The political spat over gun-control measures is expected to pick up momentum as lawmakers prepare to tussle over a homeland security bill that could give the U.S. Attorney General the authority to deny the sale of firearms or explosives to suspected terrorists.
The Homeland Safety and Security Act was introduced several days after Democrats staged a sit-in on the U.S. House floor and called for gun-purchase limits on people whose names were on the no-fly list. Rep. Ted Poe, R-Texas, who was presiding when members began the sit-in, declared the House in recess. Rep. Scott Peters, a California Democrat, drew the nation’s attention to the partisan conflict when he bypassed the blackout by turning to his Periscope app to live-stream the protest.
But the Democrats’ effort seems unlikely to move gun legislation forward. The homeland security bill that would give them some of the gun-control measures they have been asking for is in jeopardy. Rep. Justin Amash, R-Michigan, has attached an amendment to the bill that would strip the U.S. Attorney General of the authority to prevent weapons from getting into the hands of known or suspected terrorists.
The congressional committee charged with reviewing amendments attached to various bills was supposed to discuss Amash’s amendment in a public form on Tuesday. The committee decided to table that discussion.
North Carolina Democrats have increased their push for “no fly, no buy” gun legislation as well as background checks in recent months. Part of their zeal is tied to a June 12 terror attack at a Florida nightclub that left 49 people dead. Rep. Alma Adams, D-Charlotte, said in a statement that the majority of her constituents favor tightened restrictions.
“This is why I cosponsored a bill to strengthen our gun laws by providing for universal background checks and closing loop holes that allow prohibited purchasers to obtain firearms,” Adams said.
She also cosponsored a bill that prevents suspected terrorists from obtaining firearms and explosives licenses.
“These commonsense bipartisan bills strengthen our gun laws while helping stop the gun violence epidemic that’s plaguing our communities,” she said.
Now, she and other Democrats face a new political storm.
Rep. Lee Zeldin, R-New York, crafted legislation prior to the terror attack that requests that the U.S. Attorney General be notified of a request to transfer a firearm to a known or suspected terrorist and be allowed to determine whether that person was the subject of an ongoing terrorism investigation or perhaps in need of being investigated. The country’s top legal authority would then have a three-day window in which to delay the gun sale. Amash contends the bill to be unconstitutional.

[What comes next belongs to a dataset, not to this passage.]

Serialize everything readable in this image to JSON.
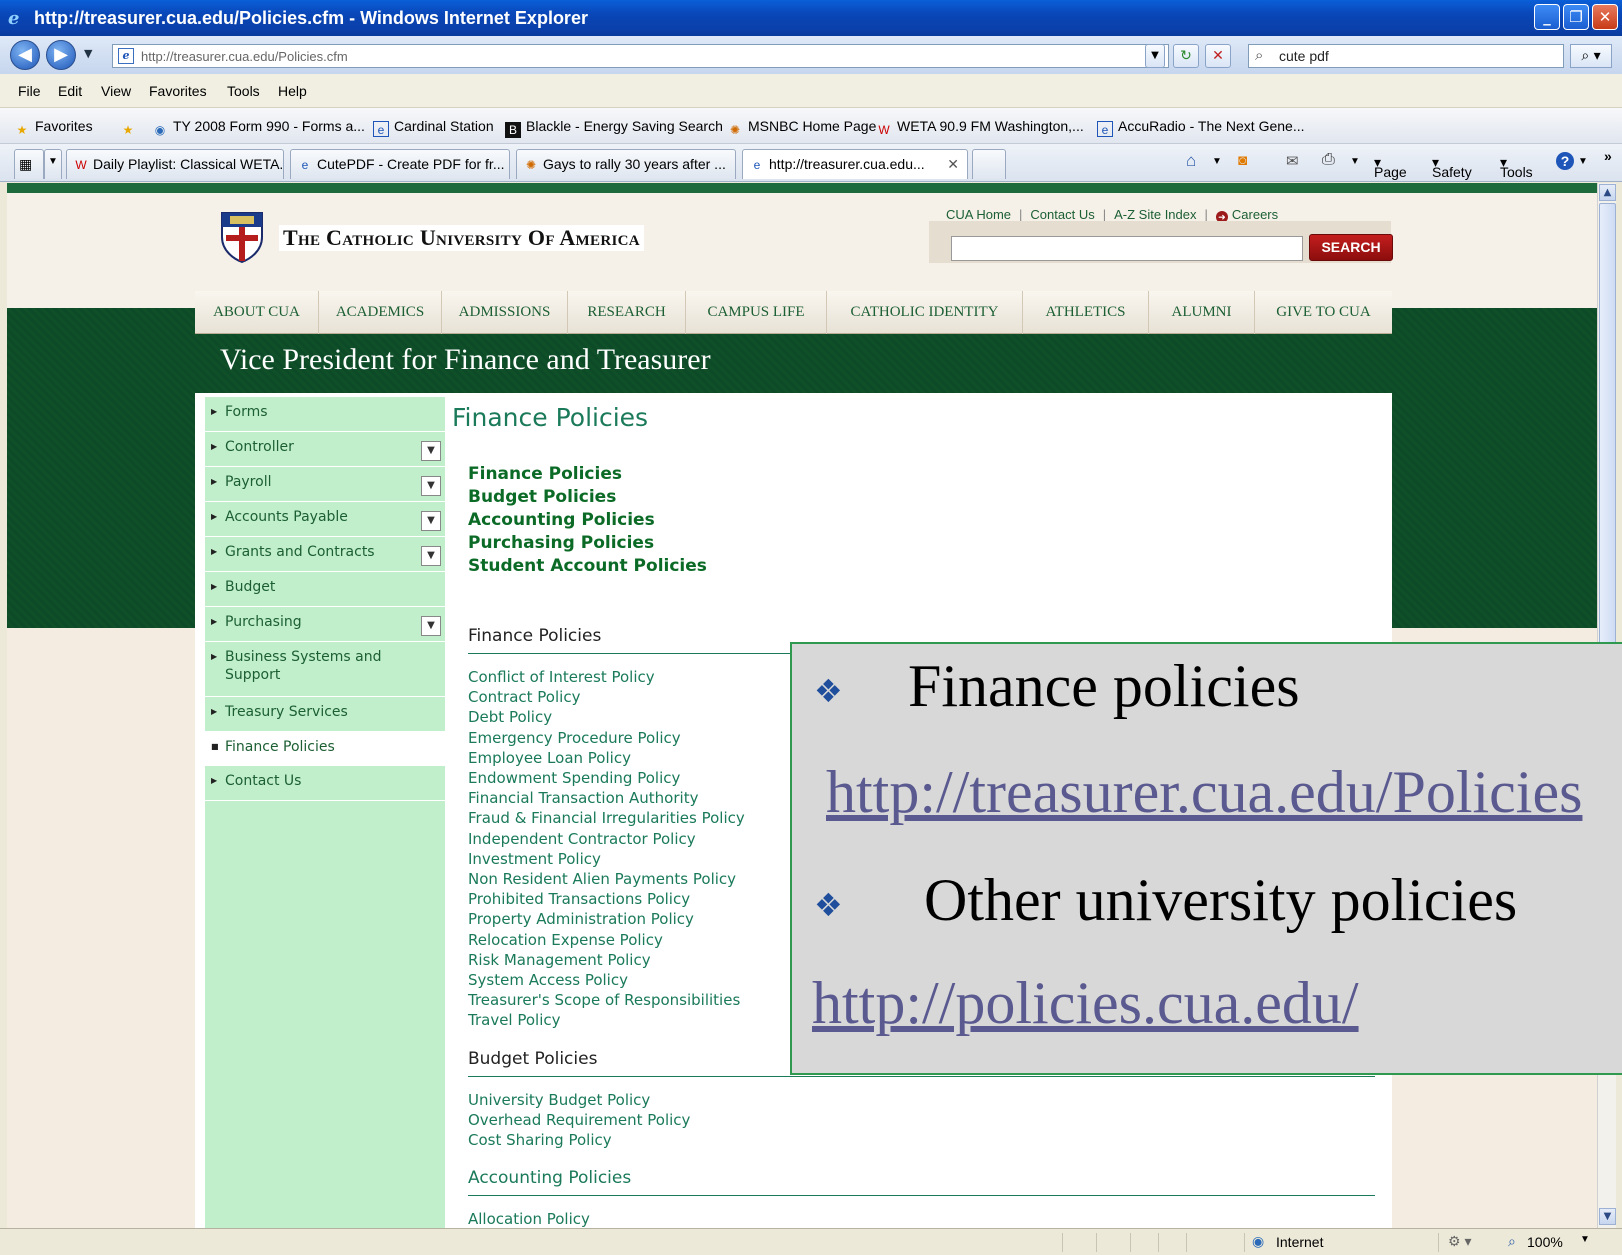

“The bill allows the government to prohibit gun transfers to Americans who have not been charged with – let alone convicted of – any criminal or terrorist activities,” he said in a social media statement. “Under the bill’s constitutionally inadequate process, the targeted individual receives a basic hearing, not a jury trial, and the judge can restrict the individual’s gun rights upon nothing more than a showing of ‘probable cause to believe’ that he or she will someday be a terrorist.”
In the Senate, Democrats blocked similar legislation.
Sen. John Cornyn, R-Texas, has twice tried to pass a gun-control measure similar to the one that Zeldin proposed. Cornyn, the chairman of the Senate Judiciary Committee’s crime and terrorism subcommittee, said he wanted the U.S. Attorney General to establish a process that would allow law enforcement officials to be immediately notified if someone investigated as a known or suspected terrorist within the past five years attempted to buy a gun. He crafted legislation that would provide that authority to the U.S. Attorney General and allow for a delay of the gun sale for up to three business days.
“Our colleagues want to make this about gun control when what we should be making this about is the fight to eliminate Islamic extremism that is the root cause for what happened in Orlando,” he said in a June 20 speech on the U.S. Senate floor. “My colleagues in many ways want to treat the symptoms without fighting the disease.”
Cornyn’s legislative efforts did not gather enough support to move forward. Congressional records show that Democrat senators stonewalled both pieces of legislation. Only two Democrat senators – Sen. Joe Donnelly of Indiana and Sen. Joe Manchin of West Virginia – sided with the Republican effort to tighten up security.
Dan Yoken, a spokesman for Senate Minority Leader Harry Reid, said that Senate Democrats opposed the bill because it was bad legislation.
Reid, D-Nevada, previously defended the stonewall approach.
“The Grassley and Cornyn amendments are political stunts that are meaningless in doing something to stop gun violence,” he said in a June 20 press statement. “These are amendments that divert attention from real legislation. Why? So Republicans can say, ‘Hey look, we tried.’ And all the time they are cheerleaders for the bosses of the NRA.”
The Associated Press contributed.
Maggie Ybarra, 202-383-6048 @MolotovFlicker